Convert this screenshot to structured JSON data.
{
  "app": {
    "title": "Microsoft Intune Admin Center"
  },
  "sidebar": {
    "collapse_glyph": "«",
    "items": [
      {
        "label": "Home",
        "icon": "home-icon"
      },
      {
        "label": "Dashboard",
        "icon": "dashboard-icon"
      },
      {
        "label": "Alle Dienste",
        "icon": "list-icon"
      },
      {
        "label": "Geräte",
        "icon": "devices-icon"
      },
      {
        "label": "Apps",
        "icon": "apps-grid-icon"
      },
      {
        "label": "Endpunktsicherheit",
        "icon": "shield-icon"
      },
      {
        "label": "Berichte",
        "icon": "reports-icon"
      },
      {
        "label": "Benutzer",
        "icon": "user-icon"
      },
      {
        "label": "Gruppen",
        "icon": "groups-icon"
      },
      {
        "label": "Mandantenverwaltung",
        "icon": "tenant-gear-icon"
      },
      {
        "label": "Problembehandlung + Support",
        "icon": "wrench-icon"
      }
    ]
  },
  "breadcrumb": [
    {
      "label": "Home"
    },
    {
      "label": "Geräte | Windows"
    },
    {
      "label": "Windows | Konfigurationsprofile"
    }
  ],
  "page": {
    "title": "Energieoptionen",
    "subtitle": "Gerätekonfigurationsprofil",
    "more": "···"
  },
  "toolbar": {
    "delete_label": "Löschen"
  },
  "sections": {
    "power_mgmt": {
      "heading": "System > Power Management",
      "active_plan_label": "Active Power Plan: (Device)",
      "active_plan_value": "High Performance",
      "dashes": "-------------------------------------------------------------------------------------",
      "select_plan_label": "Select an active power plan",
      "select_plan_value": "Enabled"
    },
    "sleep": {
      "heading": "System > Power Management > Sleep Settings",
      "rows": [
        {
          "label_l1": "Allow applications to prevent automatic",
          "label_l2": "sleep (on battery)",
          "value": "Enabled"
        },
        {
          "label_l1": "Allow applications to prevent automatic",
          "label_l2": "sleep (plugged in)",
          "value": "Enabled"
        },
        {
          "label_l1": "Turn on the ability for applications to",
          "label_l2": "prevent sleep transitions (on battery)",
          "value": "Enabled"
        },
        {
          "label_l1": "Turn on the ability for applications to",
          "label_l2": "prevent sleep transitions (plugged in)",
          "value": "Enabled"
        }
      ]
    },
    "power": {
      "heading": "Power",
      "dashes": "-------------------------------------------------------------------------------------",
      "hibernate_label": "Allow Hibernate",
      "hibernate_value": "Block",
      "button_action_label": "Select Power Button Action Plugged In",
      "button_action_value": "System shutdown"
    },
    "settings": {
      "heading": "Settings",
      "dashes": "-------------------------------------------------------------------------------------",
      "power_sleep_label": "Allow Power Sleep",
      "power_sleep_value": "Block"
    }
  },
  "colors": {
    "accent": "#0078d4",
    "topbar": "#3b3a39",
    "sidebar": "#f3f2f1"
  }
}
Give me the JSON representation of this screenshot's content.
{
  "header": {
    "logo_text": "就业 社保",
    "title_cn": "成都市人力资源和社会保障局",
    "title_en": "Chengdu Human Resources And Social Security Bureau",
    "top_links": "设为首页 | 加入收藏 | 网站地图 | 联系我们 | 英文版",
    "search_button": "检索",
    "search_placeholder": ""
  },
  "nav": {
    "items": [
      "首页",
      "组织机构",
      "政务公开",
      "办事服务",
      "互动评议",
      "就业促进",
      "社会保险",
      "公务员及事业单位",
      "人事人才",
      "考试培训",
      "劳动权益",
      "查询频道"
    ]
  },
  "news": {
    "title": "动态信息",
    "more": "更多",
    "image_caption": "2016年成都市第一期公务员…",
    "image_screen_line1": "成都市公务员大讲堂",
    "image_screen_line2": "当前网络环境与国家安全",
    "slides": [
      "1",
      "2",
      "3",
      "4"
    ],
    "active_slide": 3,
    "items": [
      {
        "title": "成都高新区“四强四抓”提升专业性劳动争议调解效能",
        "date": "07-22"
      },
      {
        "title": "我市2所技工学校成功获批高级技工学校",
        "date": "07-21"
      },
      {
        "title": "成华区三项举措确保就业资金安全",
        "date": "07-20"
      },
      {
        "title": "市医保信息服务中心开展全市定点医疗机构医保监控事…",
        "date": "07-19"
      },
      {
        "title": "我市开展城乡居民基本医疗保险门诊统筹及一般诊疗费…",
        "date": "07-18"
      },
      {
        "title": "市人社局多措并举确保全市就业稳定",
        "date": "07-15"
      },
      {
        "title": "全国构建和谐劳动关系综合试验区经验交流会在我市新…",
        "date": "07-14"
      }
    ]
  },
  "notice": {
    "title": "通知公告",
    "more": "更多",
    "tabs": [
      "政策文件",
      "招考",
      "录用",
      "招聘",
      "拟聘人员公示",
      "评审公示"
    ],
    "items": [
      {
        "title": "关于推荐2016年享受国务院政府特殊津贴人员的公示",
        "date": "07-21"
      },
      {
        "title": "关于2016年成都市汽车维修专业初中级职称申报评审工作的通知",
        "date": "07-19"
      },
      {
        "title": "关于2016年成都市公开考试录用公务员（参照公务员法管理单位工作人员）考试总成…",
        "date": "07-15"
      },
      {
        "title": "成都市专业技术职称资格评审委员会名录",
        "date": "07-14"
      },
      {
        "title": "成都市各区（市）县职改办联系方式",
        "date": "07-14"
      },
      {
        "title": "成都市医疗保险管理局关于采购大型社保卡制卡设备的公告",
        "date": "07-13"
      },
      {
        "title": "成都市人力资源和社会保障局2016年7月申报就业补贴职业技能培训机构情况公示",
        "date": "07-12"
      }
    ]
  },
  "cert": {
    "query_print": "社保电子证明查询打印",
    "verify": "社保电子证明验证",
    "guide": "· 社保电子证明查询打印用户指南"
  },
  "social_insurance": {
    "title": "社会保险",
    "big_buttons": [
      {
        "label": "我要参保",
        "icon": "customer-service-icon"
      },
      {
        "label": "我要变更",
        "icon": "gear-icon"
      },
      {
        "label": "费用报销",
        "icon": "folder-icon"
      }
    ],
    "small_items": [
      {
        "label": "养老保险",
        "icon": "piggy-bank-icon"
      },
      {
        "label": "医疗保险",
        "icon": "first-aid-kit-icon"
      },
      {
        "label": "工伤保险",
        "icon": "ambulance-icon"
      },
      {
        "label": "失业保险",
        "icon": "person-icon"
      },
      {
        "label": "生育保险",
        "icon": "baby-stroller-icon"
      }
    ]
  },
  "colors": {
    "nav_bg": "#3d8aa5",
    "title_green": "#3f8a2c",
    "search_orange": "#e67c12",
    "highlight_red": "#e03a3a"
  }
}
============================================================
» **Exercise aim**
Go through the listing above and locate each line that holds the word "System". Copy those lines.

» **Answer to this problem**
      "heading": "System > Power Management",
      "heading": "System > Power Management > Sleep Settings",
      "button_action_value": "System shutdown"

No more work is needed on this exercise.